The Department of Veterans Affairs today suspended for-profit DeVry University from the VA’s “Principles of Excellence” status under the GI Bill. The VA said in a statement that it had taken the action after it had reviewed a recent lawsuit filed by the Federal Trade Commission alleging that DeVry has engaged in deceptive marketing. In today’s statement and in a letter to DeVry, the VA said it will remove DeVry’s “Principles of Excellence” approval status, which indicates a commitment to protecting students, from the VA’s GI Bill Comparison Tool, and will place a warning flag on all DeVry University campus pages in the comparison tool to call attention to the FTC lawsuit. The FTC sued DeVry on January 27, asserting that the company repeatedly used deceptive claims about job placement rates to lure students. On that day, the Department of Education gave notice to DeVry to stop certain advertising regarding student employment outcomes. In a letter sent today to DeVry, VA Deputy Under Secretary Curtis L. Coy said that the VA was “greatly concerned about FTC’s findings in the pending lawsuit.” Coy’s letter adds that “VA received significant numbers of complaints” from veterans “regarding DeVry and its misrepresentation to students and prospective students of post-graduation employment outcomes as well as providing insufficient information on total cost of programs.” The VA also said it is conducting reviews at all DeVry campuses to determine whether the company is complying with federal regulations.
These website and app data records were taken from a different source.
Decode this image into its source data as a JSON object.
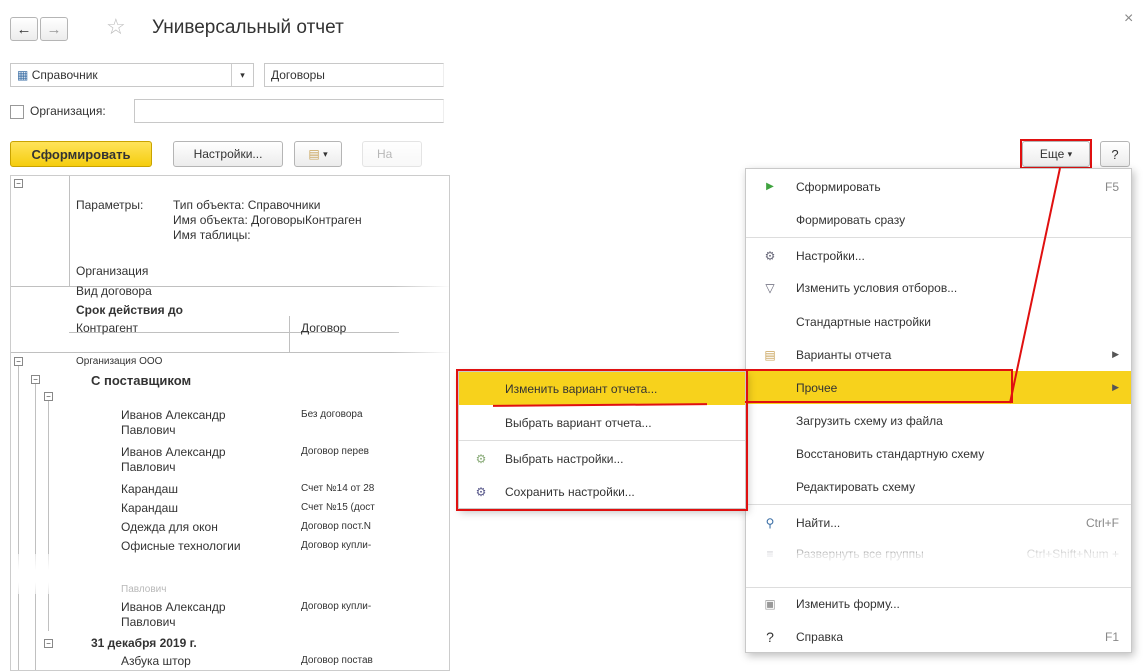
{
  "window": {
    "title": "Универсальный отчет",
    "close": "×"
  },
  "filters": {
    "kind_label": "Справочник",
    "kind_value": "Договоры",
    "org_label": "Организация:"
  },
  "toolbar": {
    "generate": "Сформировать",
    "settings": "Настройки...",
    "truncated": "На",
    "more": "Еще",
    "help": "?"
  },
  "report": {
    "params_label": "Параметры:",
    "params_lines": [
      "Тип объекта: Справочники",
      "Имя объекта: ДоговорыКонтраген",
      "Имя таблицы:"
    ],
    "header_rows": [
      "Организация",
      "Вид договора",
      "Срок действия до"
    ],
    "col_counterparty": "Контрагент",
    "col_contract": "Договор",
    "org_group": "Организация ООО",
    "supplier_group": "С поставщиком",
    "rows": [
      {
        "name": "Иванов Александр\nПавлович",
        "contract": "Без договора"
      },
      {
        "name": "Иванов Александр\nПавлович",
        "contract": "Договор перев"
      },
      {
        "name": "Карандаш",
        "contract": "Счет №14 от 28"
      },
      {
        "name": "Карандаш",
        "contract": "Счет №15 (дост"
      },
      {
        "name": "Одежда для окон",
        "contract": "Договор пост.N"
      },
      {
        "name": "Офисные технологии",
        "contract": "Договор купли-"
      },
      {
        "name": "Павлович",
        "contract": ""
      },
      {
        "name": "Иванов Александр\nПавлович",
        "contract": "Договор купли-"
      }
    ],
    "date_group": "31 декабря 2019 г.",
    "last_row": {
      "name": "Азбука штор",
      "contract": "Договор постав"
    }
  },
  "more_menu": {
    "items": [
      {
        "label": "Сформировать",
        "shortcut": "F5",
        "icon": "play-icon"
      },
      {
        "label": "Формировать сразу",
        "shortcut": "",
        "icon": ""
      },
      {
        "label": "Настройки...",
        "shortcut": "",
        "icon": "settings-icon"
      },
      {
        "label": "Изменить условия отборов...",
        "shortcut": "",
        "icon": "filter-icon"
      },
      {
        "label": "Стандартные настройки",
        "shortcut": "",
        "icon": ""
      },
      {
        "label": "Варианты отчета",
        "shortcut": "",
        "icon": "variants-icon"
      },
      {
        "label": "Прочее",
        "shortcut": "",
        "icon": ""
      },
      {
        "label": "Загрузить схему из файла",
        "shortcut": "",
        "icon": ""
      },
      {
        "label": "Восстановить стандартную схему",
        "shortcut": "",
        "icon": ""
      },
      {
        "label": "Редактировать схему",
        "shortcut": "",
        "icon": ""
      },
      {
        "label": "Найти...",
        "shortcut": "Ctrl+F",
        "icon": "search-icon"
      },
      {
        "label": "Развернуть все группы",
        "shortcut": "Ctrl+Shift+Num +",
        "icon": "expand-icon"
      },
      {
        "label": "Изменить форму...",
        "shortcut": "",
        "icon": "form-icon"
      },
      {
        "label": "Справка",
        "shortcut": "F1",
        "icon": "help-icon"
      }
    ]
  },
  "submenu": {
    "items": [
      {
        "label": "Изменить вариант отчета..."
      },
      {
        "label": "Выбрать вариант отчета..."
      },
      {
        "label": "Выбрать настройки..."
      },
      {
        "label": "Сохранить настройки..."
      }
    ]
  },
  "colors": {
    "accent": "#f7d21c",
    "highlight": "#e01010"
  }
}
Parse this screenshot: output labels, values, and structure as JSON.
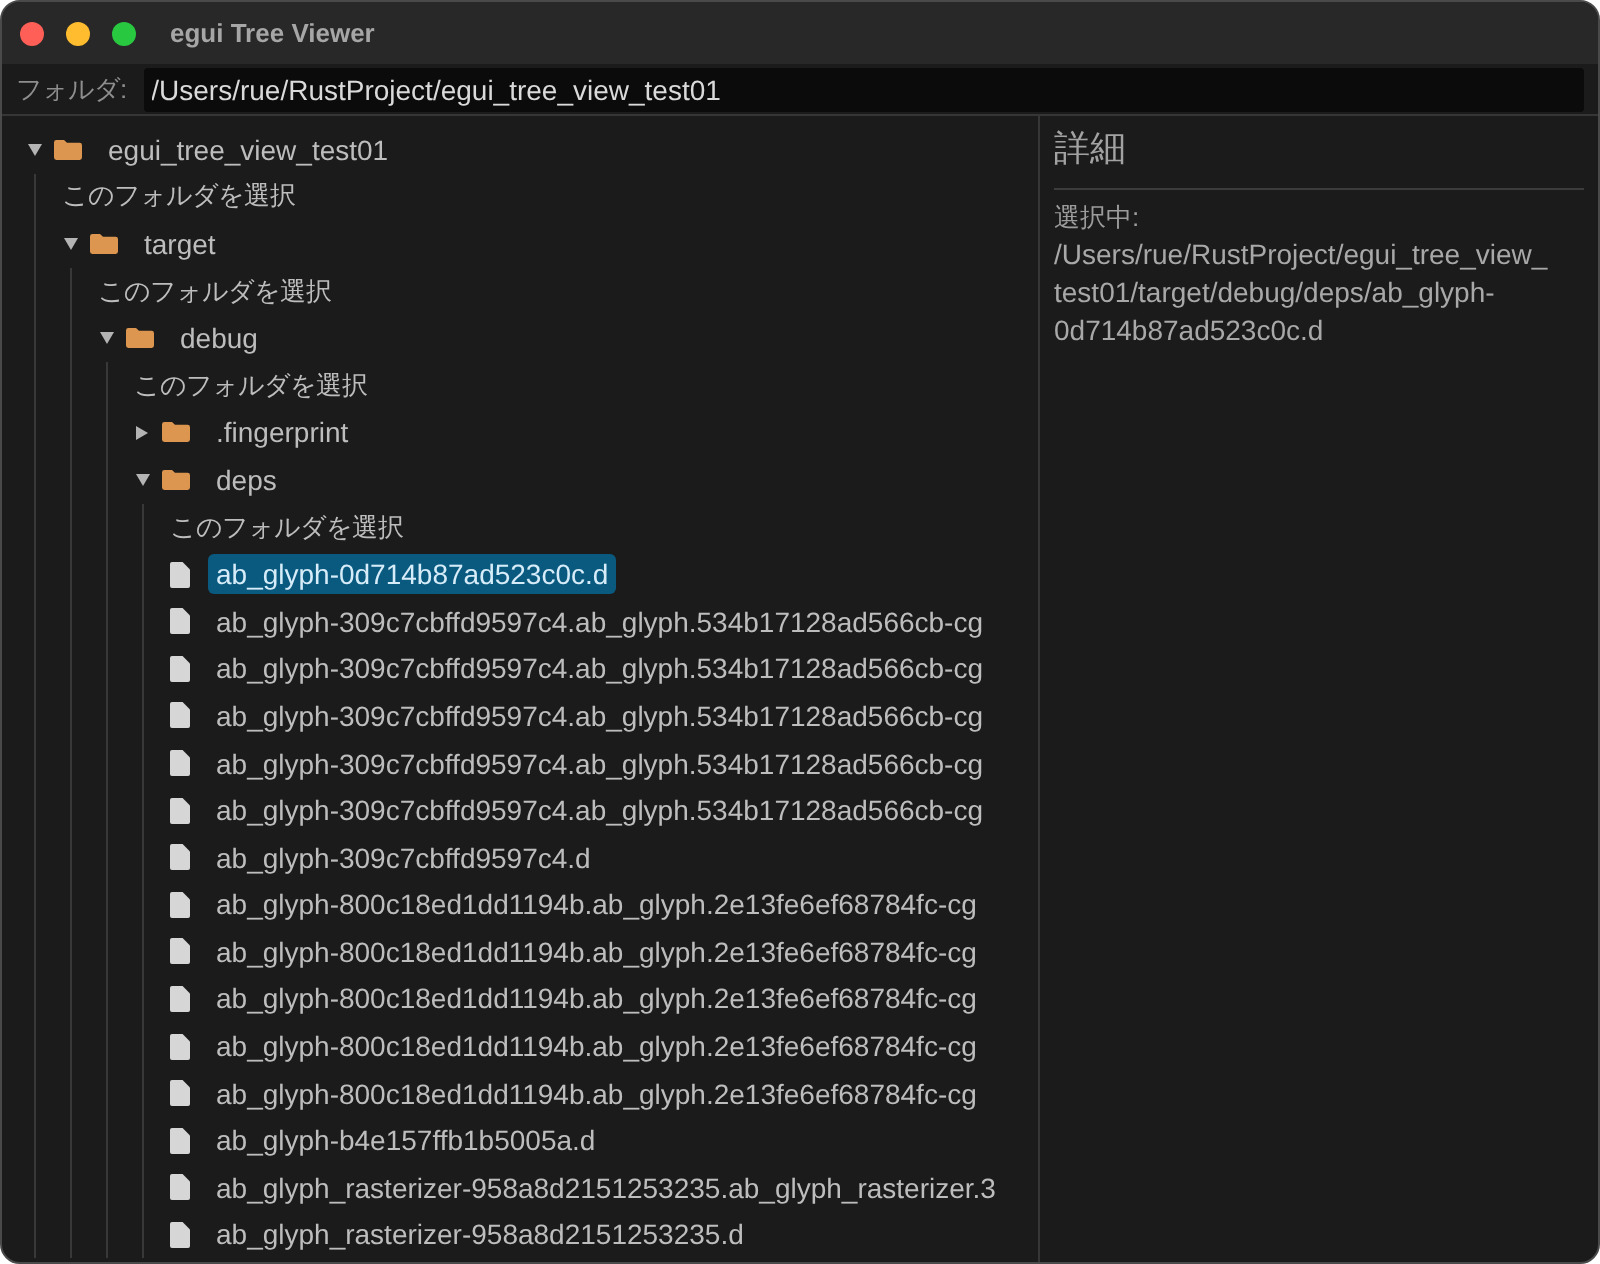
{
  "window": {
    "title": "egui Tree Viewer"
  },
  "folder_bar": {
    "label": "フォルダ:",
    "value": "/Users/rue/RustProject/egui_tree_view_test01"
  },
  "tree": {
    "kind": "folder",
    "name": "egui_tree_view_test01",
    "expanded": true,
    "children": [
      {
        "kind": "select",
        "label": "このフォルダを選択",
        "selected": false
      },
      {
        "kind": "folder",
        "name": "target",
        "expanded": true,
        "children": [
          {
            "kind": "select",
            "label": "このフォルダを選択",
            "selected": false
          },
          {
            "kind": "folder",
            "name": "debug",
            "expanded": true,
            "children": [
              {
                "kind": "select",
                "label": "このフォルダを選択",
                "selected": false
              },
              {
                "kind": "folder",
                "name": ".fingerprint",
                "expanded": false
              },
              {
                "kind": "folder",
                "name": "deps",
                "expanded": true,
                "children": [
                  {
                    "kind": "select",
                    "label": "このフォルダを選択",
                    "selected": false
                  },
                  {
                    "kind": "file",
                    "name": "ab_glyph-0d714b87ad523c0c.d",
                    "selected": true
                  },
                  {
                    "kind": "file",
                    "name": "ab_glyph-309c7cbffd9597c4.ab_glyph.534b17128ad566cb-cg",
                    "selected": false
                  },
                  {
                    "kind": "file",
                    "name": "ab_glyph-309c7cbffd9597c4.ab_glyph.534b17128ad566cb-cg",
                    "selected": false
                  },
                  {
                    "kind": "file",
                    "name": "ab_glyph-309c7cbffd9597c4.ab_glyph.534b17128ad566cb-cg",
                    "selected": false
                  },
                  {
                    "kind": "file",
                    "name": "ab_glyph-309c7cbffd9597c4.ab_glyph.534b17128ad566cb-cg",
                    "selected": false
                  },
                  {
                    "kind": "file",
                    "name": "ab_glyph-309c7cbffd9597c4.ab_glyph.534b17128ad566cb-cg",
                    "selected": false
                  },
                  {
                    "kind": "file",
                    "name": "ab_glyph-309c7cbffd9597c4.d",
                    "selected": false
                  },
                  {
                    "kind": "file",
                    "name": "ab_glyph-800c18ed1dd1194b.ab_glyph.2e13fe6ef68784fc-cg",
                    "selected": false
                  },
                  {
                    "kind": "file",
                    "name": "ab_glyph-800c18ed1dd1194b.ab_glyph.2e13fe6ef68784fc-cg",
                    "selected": false
                  },
                  {
                    "kind": "file",
                    "name": "ab_glyph-800c18ed1dd1194b.ab_glyph.2e13fe6ef68784fc-cg",
                    "selected": false
                  },
                  {
                    "kind": "file",
                    "name": "ab_glyph-800c18ed1dd1194b.ab_glyph.2e13fe6ef68784fc-cg",
                    "selected": false
                  },
                  {
                    "kind": "file",
                    "name": "ab_glyph-800c18ed1dd1194b.ab_glyph.2e13fe6ef68784fc-cg",
                    "selected": false
                  },
                  {
                    "kind": "file",
                    "name": "ab_glyph-b4e157ffb1b5005a.d",
                    "selected": false
                  },
                  {
                    "kind": "file",
                    "name": "ab_glyph_rasterizer-958a8d2151253235.ab_glyph_rasterizer.3",
                    "selected": false
                  },
                  {
                    "kind": "file",
                    "name": "ab_glyph_rasterizer-958a8d2151253235.d",
                    "selected": false
                  }
                ]
              }
            ]
          }
        ]
      }
    ]
  },
  "details": {
    "title": "詳細",
    "selected_label": "選択中:",
    "selected_path": "/Users/rue/RustProject/egui_tree_view_test01/target/debug/deps/ab_glyph-0d714b87ad523c0c.d"
  }
}
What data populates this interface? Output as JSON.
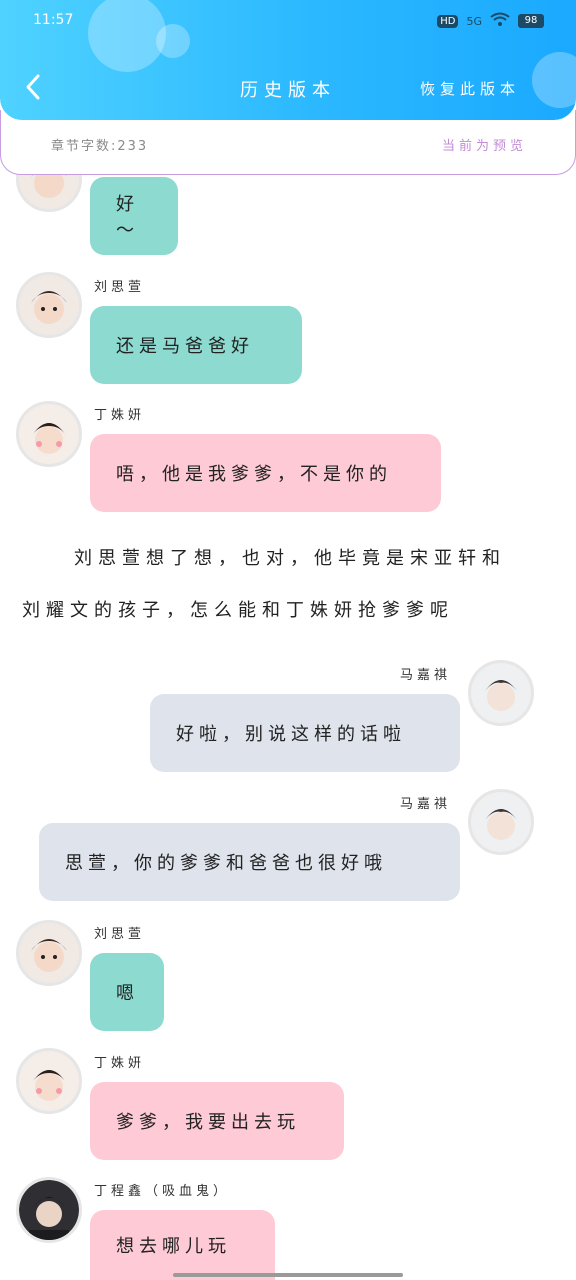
{
  "status_bar": {
    "time": "11:57",
    "battery": "98",
    "network": "5G",
    "hd_label": "HD"
  },
  "header": {
    "title": "历史版本",
    "restore_label": "恢复此版本"
  },
  "subbar": {
    "word_count": "章节字数:233",
    "preview_label": "当前为预览"
  },
  "messages": [
    {
      "name": "",
      "text": "好～"
    },
    {
      "name": "刘思萱",
      "text": "还是马爸爸好"
    },
    {
      "name": "丁姝妍",
      "text": "唔，他是我爹爹，不是你的"
    },
    {
      "name": "马嘉祺",
      "text": "好啦，别说这样的话啦"
    },
    {
      "name": "马嘉祺",
      "text": "思萱，你的爹爹和爸爸也很好哦"
    },
    {
      "name": "刘思萱",
      "text": "嗯"
    },
    {
      "name": "丁姝妍",
      "text": "爹爹，我要出去玩"
    },
    {
      "name": "丁程鑫（吸血鬼）",
      "text": "想去哪儿玩"
    }
  ],
  "narration": {
    "line1": "刘思萱想了想，也对，他毕竟是宋亚轩和",
    "line2": "刘耀文的孩子，怎么能和丁姝妍抢爹爹呢"
  },
  "colors": {
    "header_start": "#4fd2ff",
    "header_end": "#1aa9ff",
    "green_bubble": "#8cdad0",
    "pink_bubble": "#fdcad6",
    "gray_bubble": "#dee3ec"
  }
}
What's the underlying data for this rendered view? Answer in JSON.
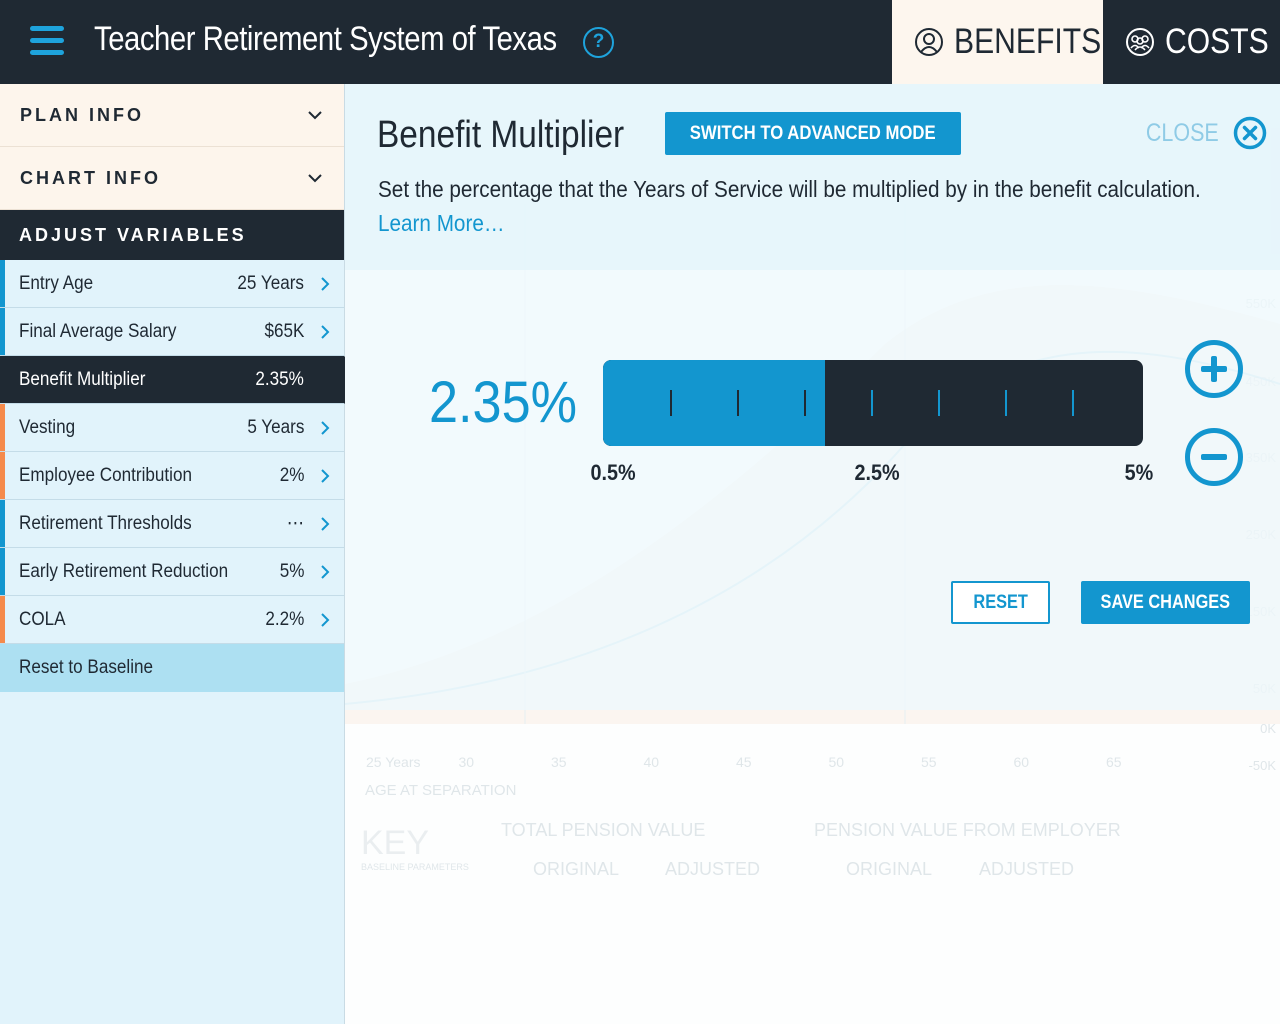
{
  "header": {
    "app_title": "Teacher Retirement System of Texas",
    "help_icon": "?",
    "tabs": [
      {
        "label": "BENEFITS",
        "icon": "person-icon",
        "active": true
      },
      {
        "label": "COSTS",
        "icon": "group-icon",
        "active": false
      }
    ]
  },
  "sidebar": {
    "accordions": [
      {
        "label": "PLAN INFO"
      },
      {
        "label": "CHART INFO"
      }
    ],
    "adjust_heading": "ADJUST VARIABLES",
    "variables": [
      {
        "name": "Entry Age",
        "value": "25 Years",
        "color": "#1396cf"
      },
      {
        "name": "Final Average Salary",
        "value": "$65K",
        "color": "#1396cf"
      },
      {
        "name": "Benefit Multiplier",
        "value": "2.35%",
        "color": "#1396cf",
        "active": true
      },
      {
        "name": "Vesting",
        "value": "5 Years",
        "color": "#f58a4b"
      },
      {
        "name": "Employee Contribution",
        "value": "2%",
        "color": "#f58a4b"
      },
      {
        "name": "Retirement Thresholds",
        "value": "⋯",
        "color": "#1396cf"
      },
      {
        "name": "Early Retirement Reduction",
        "value": "5%",
        "color": "#1396cf"
      },
      {
        "name": "COLA",
        "value": "2.2%",
        "color": "#f58a4b"
      }
    ],
    "reset_label": "Reset to Baseline"
  },
  "panel": {
    "title": "Benefit Multiplier",
    "advanced_button": "SWITCH TO ADVANCED MODE",
    "close_label": "CLOSE",
    "description": "Set the percentage that the Years of Service will be multiplied by in the benefit calculation.",
    "learn_more": "Learn More…",
    "current_value": "2.35%",
    "slider": {
      "min": 0.5,
      "max": 5,
      "value": 2.35,
      "labels": [
        "0.5%",
        "2.5%",
        "5%"
      ]
    },
    "reset_button": "RESET",
    "save_button": "SAVE CHANGES"
  },
  "background_chart": {
    "y_ticks": [
      "550K",
      "450K",
      "350K",
      "250K",
      "150K",
      "50K",
      "0K",
      "-50K"
    ],
    "x_ticks": [
      "25 Years",
      "30",
      "35",
      "40",
      "45",
      "50",
      "55",
      "60",
      "65"
    ],
    "x_axis_label": "AGE AT SEPARATION",
    "key_title": "KEY",
    "key_subtitle": "BASELINE PARAMETERS",
    "legend_groups": [
      {
        "title": "TOTAL PENSION VALUE",
        "items": [
          "ORIGINAL",
          "ADJUSTED"
        ]
      },
      {
        "title": "PENSION VALUE FROM EMPLOYER",
        "items": [
          "ORIGINAL",
          "ADJUSTED"
        ]
      }
    ]
  }
}
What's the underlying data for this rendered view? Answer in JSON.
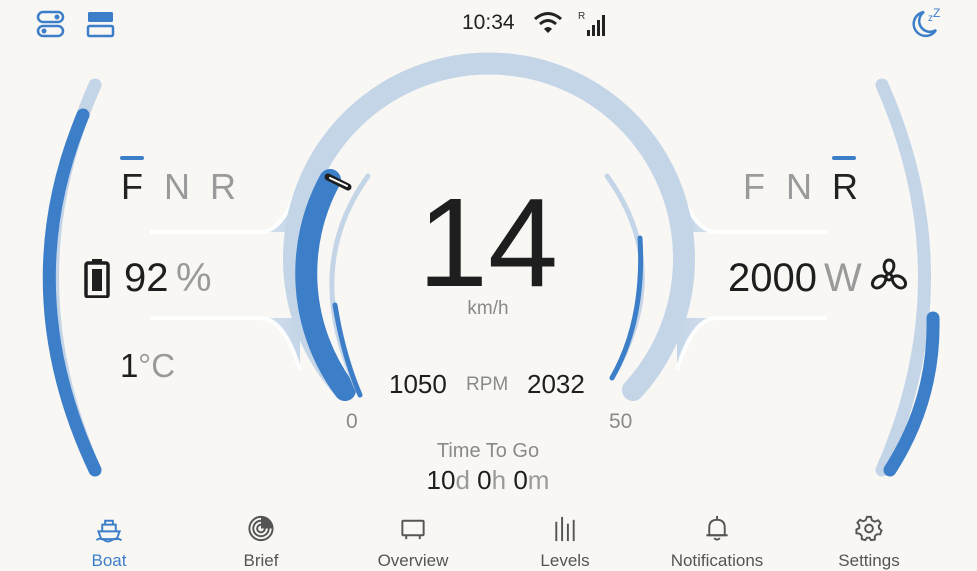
{
  "status": {
    "time": "10:34",
    "roaming": "R"
  },
  "left": {
    "gears": [
      "F",
      "N",
      "R"
    ],
    "battery_value": "92",
    "battery_unit": "%",
    "temp_value": "1",
    "temp_unit": "°C"
  },
  "right": {
    "gears": [
      "F",
      "N",
      "R"
    ],
    "power_value": "2000",
    "power_unit": "W"
  },
  "center": {
    "speed": "14",
    "speed_unit": "km/h",
    "rpm_left": "1050",
    "rpm_label": "RPM",
    "rpm_right": "2032",
    "scale_min": "0",
    "scale_max": "50"
  },
  "time_to_go": {
    "label": "Time To Go",
    "days": "10",
    "days_unit": "d",
    "hours": "0",
    "hours_unit": "h",
    "minutes": "0",
    "minutes_unit": "m"
  },
  "nav": {
    "items": [
      {
        "label": "Boat",
        "icon": "boat-icon",
        "active": true
      },
      {
        "label": "Brief",
        "icon": "brief-icon"
      },
      {
        "label": "Overview",
        "icon": "overview-icon"
      },
      {
        "label": "Levels",
        "icon": "levels-icon"
      },
      {
        "label": "Notifications",
        "icon": "bell-icon"
      },
      {
        "label": "Settings",
        "icon": "gear-icon"
      }
    ]
  },
  "colors": {
    "accent": "#3d7ec9",
    "track": "#c4d5e8",
    "background": "#f8f7f4"
  }
}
Coy’s letter added that the VA remained in discussions with the FTC and reserved the right to take further actions with respect to DeVry based on new information. DeVry remains eligible to enroll veterans and receive their federal education benefits. DeVry last year received more than $1.5 billion in taxpayer dollars from federal student grants and loans.